Directions: Return each line of the entries that holds the string "star".

═══ Provided records

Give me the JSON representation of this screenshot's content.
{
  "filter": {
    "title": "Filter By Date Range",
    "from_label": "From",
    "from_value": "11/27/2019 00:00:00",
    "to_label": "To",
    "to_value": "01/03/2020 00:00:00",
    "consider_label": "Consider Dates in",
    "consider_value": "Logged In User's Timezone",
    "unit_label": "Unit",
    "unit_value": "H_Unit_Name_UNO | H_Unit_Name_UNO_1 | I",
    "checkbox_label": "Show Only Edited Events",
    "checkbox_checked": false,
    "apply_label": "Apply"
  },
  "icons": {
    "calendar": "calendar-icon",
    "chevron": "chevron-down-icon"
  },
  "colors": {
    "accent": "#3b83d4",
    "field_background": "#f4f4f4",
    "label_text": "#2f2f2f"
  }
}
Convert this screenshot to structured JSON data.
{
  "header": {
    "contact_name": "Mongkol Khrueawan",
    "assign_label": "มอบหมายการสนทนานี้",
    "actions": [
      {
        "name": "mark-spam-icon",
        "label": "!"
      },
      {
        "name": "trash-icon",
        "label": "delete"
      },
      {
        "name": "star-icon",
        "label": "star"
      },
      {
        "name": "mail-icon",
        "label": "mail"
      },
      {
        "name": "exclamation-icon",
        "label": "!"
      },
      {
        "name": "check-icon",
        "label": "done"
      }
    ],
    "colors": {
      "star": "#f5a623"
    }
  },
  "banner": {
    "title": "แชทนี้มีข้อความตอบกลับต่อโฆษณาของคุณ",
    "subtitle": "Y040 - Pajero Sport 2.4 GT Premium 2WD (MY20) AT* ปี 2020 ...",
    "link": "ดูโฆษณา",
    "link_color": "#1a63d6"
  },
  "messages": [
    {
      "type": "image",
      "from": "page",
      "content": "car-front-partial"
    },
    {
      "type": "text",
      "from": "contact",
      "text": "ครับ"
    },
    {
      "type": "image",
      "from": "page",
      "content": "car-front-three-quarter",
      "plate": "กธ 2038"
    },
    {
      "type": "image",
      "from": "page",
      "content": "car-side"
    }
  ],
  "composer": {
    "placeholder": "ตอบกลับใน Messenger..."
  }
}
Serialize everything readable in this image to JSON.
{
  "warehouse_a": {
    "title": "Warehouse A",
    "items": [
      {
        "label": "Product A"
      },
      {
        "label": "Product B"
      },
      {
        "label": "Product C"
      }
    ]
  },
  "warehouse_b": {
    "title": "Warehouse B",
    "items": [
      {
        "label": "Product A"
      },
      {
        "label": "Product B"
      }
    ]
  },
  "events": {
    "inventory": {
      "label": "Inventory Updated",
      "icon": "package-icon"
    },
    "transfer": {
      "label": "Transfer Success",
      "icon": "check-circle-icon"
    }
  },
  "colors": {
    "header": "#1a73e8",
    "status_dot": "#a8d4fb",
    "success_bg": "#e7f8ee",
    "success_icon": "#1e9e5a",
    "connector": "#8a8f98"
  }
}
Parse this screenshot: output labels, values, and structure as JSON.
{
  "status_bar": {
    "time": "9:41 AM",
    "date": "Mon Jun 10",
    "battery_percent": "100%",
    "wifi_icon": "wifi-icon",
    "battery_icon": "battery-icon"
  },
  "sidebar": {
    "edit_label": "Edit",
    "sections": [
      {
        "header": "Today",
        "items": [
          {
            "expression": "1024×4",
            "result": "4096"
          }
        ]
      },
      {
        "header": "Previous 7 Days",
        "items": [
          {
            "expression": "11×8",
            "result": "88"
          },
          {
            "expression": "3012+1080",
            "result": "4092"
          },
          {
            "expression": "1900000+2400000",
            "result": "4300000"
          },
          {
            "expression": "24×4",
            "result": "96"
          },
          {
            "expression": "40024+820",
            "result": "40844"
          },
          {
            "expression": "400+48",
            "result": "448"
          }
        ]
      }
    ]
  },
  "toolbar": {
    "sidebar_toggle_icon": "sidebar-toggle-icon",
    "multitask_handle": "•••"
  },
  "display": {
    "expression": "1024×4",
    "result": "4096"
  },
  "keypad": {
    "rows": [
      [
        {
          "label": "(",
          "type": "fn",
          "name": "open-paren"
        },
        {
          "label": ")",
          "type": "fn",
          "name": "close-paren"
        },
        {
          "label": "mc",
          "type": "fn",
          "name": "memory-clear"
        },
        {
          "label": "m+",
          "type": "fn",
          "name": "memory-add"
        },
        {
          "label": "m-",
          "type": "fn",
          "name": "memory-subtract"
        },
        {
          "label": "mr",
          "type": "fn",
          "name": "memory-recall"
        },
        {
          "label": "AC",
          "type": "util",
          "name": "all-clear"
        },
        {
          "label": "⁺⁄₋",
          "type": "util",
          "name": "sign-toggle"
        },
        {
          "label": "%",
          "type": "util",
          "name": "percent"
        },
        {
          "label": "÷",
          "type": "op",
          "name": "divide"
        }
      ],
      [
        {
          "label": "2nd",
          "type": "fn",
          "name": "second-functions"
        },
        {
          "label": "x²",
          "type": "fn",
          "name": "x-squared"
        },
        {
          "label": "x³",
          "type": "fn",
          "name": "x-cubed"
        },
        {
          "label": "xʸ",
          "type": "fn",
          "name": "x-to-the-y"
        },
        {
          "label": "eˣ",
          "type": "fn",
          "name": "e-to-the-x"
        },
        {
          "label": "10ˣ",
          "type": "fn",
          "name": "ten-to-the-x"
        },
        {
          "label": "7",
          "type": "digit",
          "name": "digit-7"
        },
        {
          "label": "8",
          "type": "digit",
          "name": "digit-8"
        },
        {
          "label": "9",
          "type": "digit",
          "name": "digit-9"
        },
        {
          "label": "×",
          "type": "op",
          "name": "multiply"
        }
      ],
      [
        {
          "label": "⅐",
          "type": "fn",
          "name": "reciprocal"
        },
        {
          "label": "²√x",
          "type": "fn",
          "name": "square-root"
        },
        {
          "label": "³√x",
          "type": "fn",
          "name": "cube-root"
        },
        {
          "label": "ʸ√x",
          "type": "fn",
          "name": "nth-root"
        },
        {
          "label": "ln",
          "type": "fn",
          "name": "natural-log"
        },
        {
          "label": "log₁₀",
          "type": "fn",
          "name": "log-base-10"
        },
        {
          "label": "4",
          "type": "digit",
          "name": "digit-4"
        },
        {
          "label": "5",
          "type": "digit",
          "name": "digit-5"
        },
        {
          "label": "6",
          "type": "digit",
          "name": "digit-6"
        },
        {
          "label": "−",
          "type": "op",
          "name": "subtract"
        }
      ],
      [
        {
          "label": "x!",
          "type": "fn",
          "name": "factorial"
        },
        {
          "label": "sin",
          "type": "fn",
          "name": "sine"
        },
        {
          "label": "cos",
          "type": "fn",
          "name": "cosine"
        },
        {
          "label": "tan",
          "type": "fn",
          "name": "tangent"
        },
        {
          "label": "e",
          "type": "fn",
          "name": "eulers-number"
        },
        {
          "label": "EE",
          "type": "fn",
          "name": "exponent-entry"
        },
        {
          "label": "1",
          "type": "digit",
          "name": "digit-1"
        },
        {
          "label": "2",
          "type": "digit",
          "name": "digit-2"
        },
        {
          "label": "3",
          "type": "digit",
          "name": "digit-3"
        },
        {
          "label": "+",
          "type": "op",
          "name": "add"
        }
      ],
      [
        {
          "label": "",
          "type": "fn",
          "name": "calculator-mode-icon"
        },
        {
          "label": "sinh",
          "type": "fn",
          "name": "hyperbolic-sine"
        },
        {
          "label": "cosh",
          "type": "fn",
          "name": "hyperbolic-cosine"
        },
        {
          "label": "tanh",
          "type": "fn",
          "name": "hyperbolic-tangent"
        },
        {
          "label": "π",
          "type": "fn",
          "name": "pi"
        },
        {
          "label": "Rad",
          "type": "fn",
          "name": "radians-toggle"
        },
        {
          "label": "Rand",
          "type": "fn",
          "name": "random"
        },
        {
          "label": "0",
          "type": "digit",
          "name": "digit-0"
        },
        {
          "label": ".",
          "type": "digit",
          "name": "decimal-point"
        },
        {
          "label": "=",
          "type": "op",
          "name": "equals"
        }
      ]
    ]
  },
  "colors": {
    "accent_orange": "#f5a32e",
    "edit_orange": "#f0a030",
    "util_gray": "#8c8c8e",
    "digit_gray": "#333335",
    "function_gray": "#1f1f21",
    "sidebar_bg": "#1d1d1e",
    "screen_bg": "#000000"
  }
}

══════

Completed task:
        "name": "star-icon",
        "label": "star"
      "star": "#f5a623"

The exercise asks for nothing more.